The government has sold a 13% stake in Royal Mail plc at a price of 455 pence per share.
The government has sold a 13% stake in Royal Mail plc at a price of 455 pence per share. The remaining 1% shareholding will be gifted to Royal Mail’s eligible UK employees – taking the total stake in the business owned by employees to 12%.
The sale has raised £591.1 million. Proceeds raised from sales of all the government’s shares total £3.3 billion.
Business Secretary, Sajid Javid, said:
“This is a truly historic day for Royal Mail with the workers gaining a share of this history.
“We have delivered on our promise to sell the government’s entire remaining stake which means that for the very first time the company is now wholly owned by its employees and private investors. This is the right step for the Royal Mail, its customers and the taxpayer.
“Proceeds will also go to help pay off the national debt – a crucial part of our long term plan to provide economic security for working people.”
Chancellor of the Exchequer George Osborne said:
“This is a milestone moment in the long and proud history of the Royal Mail, when we secure its long term future. By fully leaving state ownership we have a win all round – for customers, the workforce and the taxpayer. And every penny will be used to pay down our national debt as we continue to bring our public finances under control.
“Once again, we are also going to recognise the hard work of the staff who have done a great job in turning the company around, and give them a 1% stake to share between them.”
There is no policy need for government to hold shares in Royal Mail, as the universal postal service remains well protected by law and by Ofcom.
Post Office Ltd, which operates the network of branches throughout the UK, remains wholly-owned by government and was separated from Royal Mail in April 2012.

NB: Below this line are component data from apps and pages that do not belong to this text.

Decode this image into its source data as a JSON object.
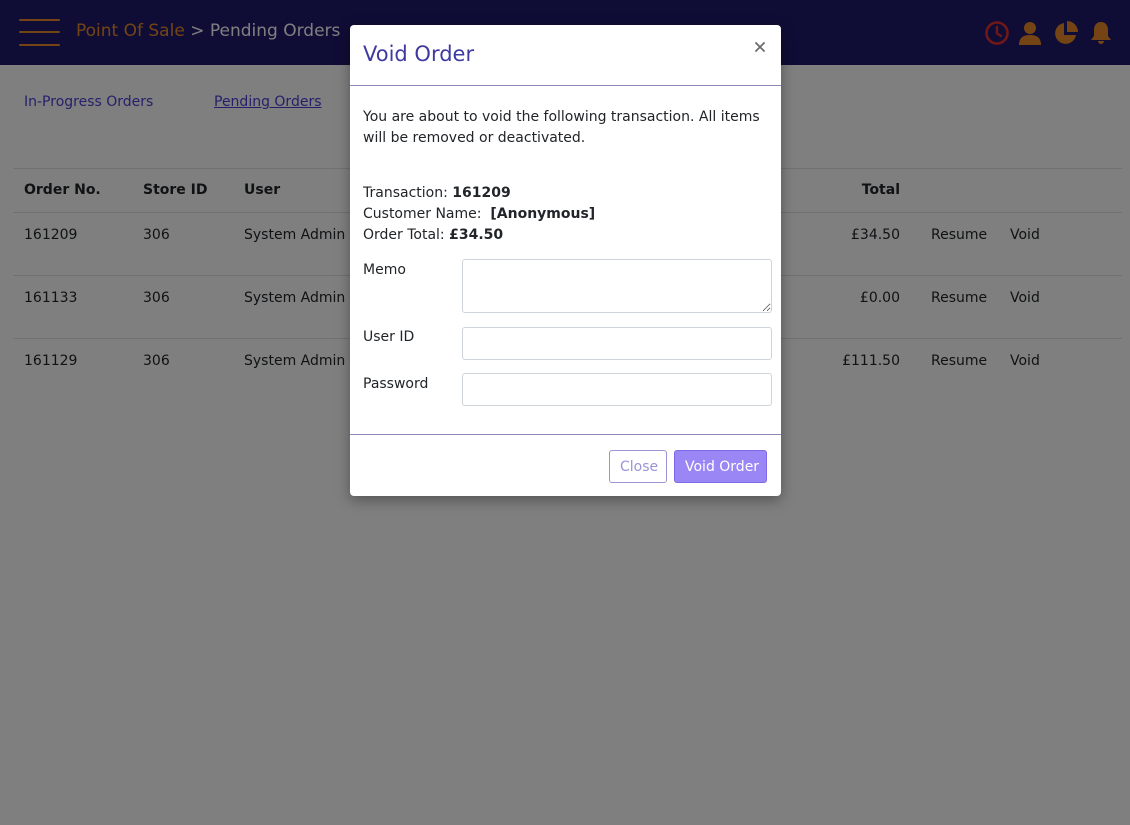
{
  "header": {
    "crumb_root": "Point Of Sale",
    "crumb_separator": ">",
    "crumb_current": "Pending Orders",
    "icons": [
      "clock-icon",
      "user-icon",
      "pie-chart-icon",
      "bell-icon"
    ],
    "colors": {
      "background": "#1e1b6b",
      "accent": "#e8892a",
      "clock": "#e03030"
    }
  },
  "subnav": {
    "in_progress": "In-Progress Orders",
    "pending": "Pending Orders"
  },
  "orders": {
    "columns": {
      "order_no": "Order No.",
      "store_id": "Store ID",
      "user": "User",
      "total": "Total"
    },
    "rows": [
      {
        "order_no": "161209",
        "store_id": "306",
        "user": "System Admin",
        "total": "£34.50",
        "resume": "Resume",
        "void": "Void"
      },
      {
        "order_no": "161133",
        "store_id": "306",
        "user": "System Admin",
        "total": "£0.00",
        "resume": "Resume",
        "void": "Void"
      },
      {
        "order_no": "161129",
        "store_id": "306",
        "user": "System Admin",
        "total": "£111.50",
        "resume": "Resume",
        "void": "Void"
      }
    ]
  },
  "modal": {
    "title": "Void Order",
    "close_glyph": "×",
    "message": "You are about to void the following transaction. All items will be removed or deactivated.",
    "transaction_label": "Transaction:",
    "transaction_value": "161209",
    "customer_label": "Customer Name:",
    "customer_value": "[Anonymous]",
    "total_label": "Order Total:",
    "total_value": "£34.50",
    "memo_label": "Memo",
    "memo_value": "",
    "userid_label": "User ID",
    "userid_value": "",
    "password_label": "Password",
    "password_value": "",
    "close_button": "Close",
    "void_button": "Void Order"
  }
}
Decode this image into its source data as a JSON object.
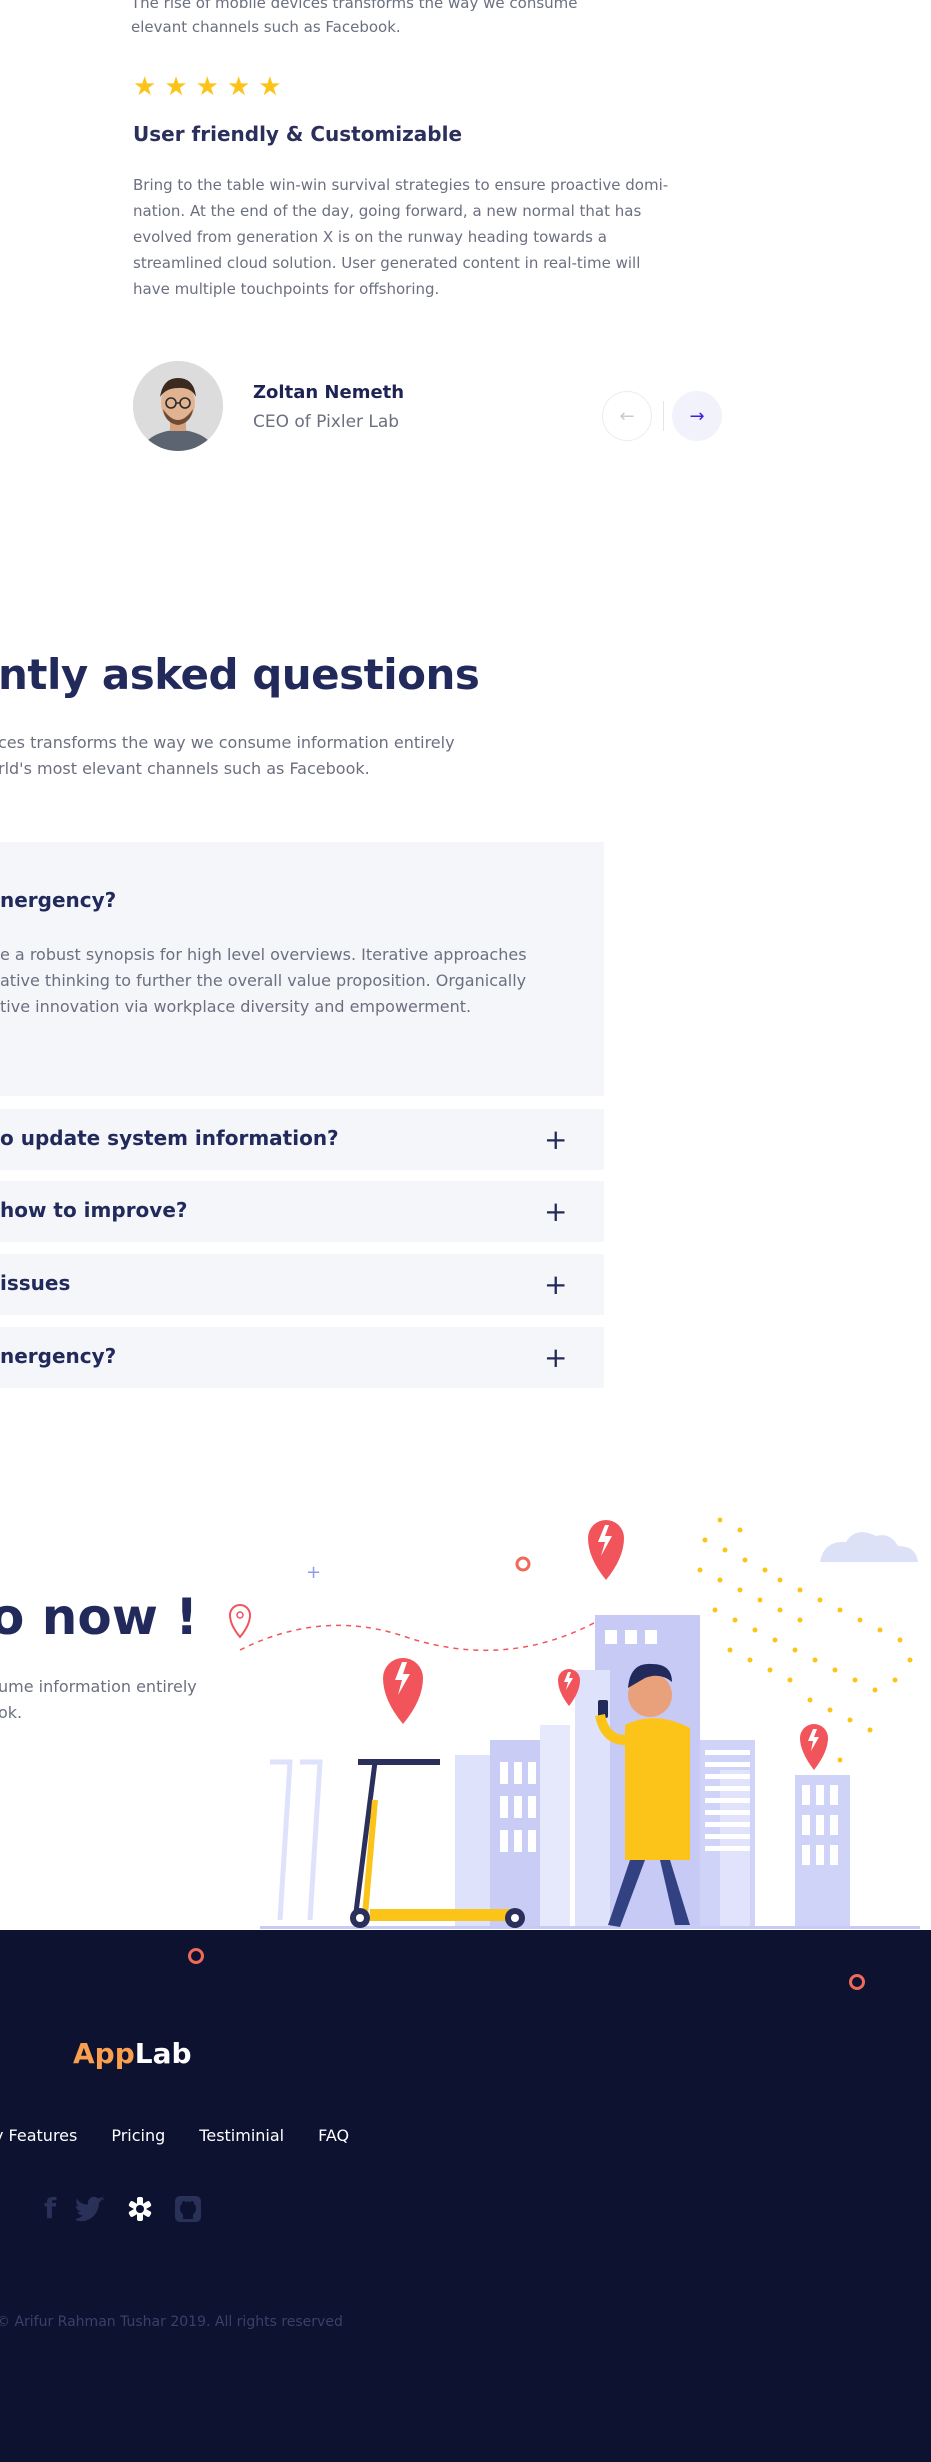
{
  "testimonial": {
    "intro_line1": "The rise of mobile devices transforms the way we consume",
    "intro_line2": "elevant channels such as Facebook.",
    "stars": [
      "★",
      "★",
      "★",
      "★",
      "★"
    ],
    "rating": 5,
    "title": "User friendly & Customizable",
    "body": [
      "Bring to the table win-win survival strategies to ensure proactive domi-",
      "nation. At the end of the day, going forward, a new normal that has",
      "evolved from generation X is on the runway heading towards a",
      "streamlined cloud solution. User generated content in real-time will",
      "have multiple touchpoints for offshoring."
    ],
    "author_name": "Zoltan Nemeth",
    "author_role": "CEO of Pixler Lab",
    "prev_icon": "←",
    "next_icon": "→"
  },
  "faq": {
    "heading": "ntly asked questions",
    "sub_line1": "ces transforms the way we consume information entirely",
    "sub_line2": "rld's most elevant channels such as Facebook.",
    "open_item": {
      "question": "nergency?",
      "answer": [
        "e a robust synopsis for high level overviews. Iterative approaches",
        "ative thinking to further the overall value proposition. Organically",
        "tive innovation via workplace diversity and empowerment."
      ]
    },
    "items": [
      {
        "question": "o update system information?",
        "icon": "+"
      },
      {
        "question": " how to improve?",
        "icon": "+"
      },
      {
        "question": " issues",
        "icon": "+"
      },
      {
        "question": "nergency?",
        "icon": "+"
      }
    ]
  },
  "cta": {
    "heading": "o now !",
    "sub_line1": "ume information entirely",
    "sub_line2": "ok."
  },
  "footer": {
    "logo_a": "App",
    "logo_b": "Lab",
    "nav": [
      "y Features",
      "Pricing",
      "Testiminial",
      "FAQ"
    ],
    "social": [
      {
        "name": "facebook-icon",
        "glyph": "f"
      },
      {
        "name": "twitter-icon",
        "glyph": "🐦"
      },
      {
        "name": "dribbble-icon",
        "glyph": "✲"
      },
      {
        "name": "github-icon",
        "glyph": "◘"
      }
    ],
    "copyright": "© Arifur Rahman Tushar 2019. All rights reserved"
  },
  "colors": {
    "star": "#fcc419",
    "accent": "#3c1fe3",
    "footer_bg": "#0c1230",
    "logo_orange": "#f99f4e",
    "pin_red": "#f2545b",
    "faq_bg": "#f5f6fa"
  }
}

The relationship between the Post Office and Royal Mail is a commercial one and a 10 year contract for the delivery of Royal Mail services through post offices was put in place in 2012.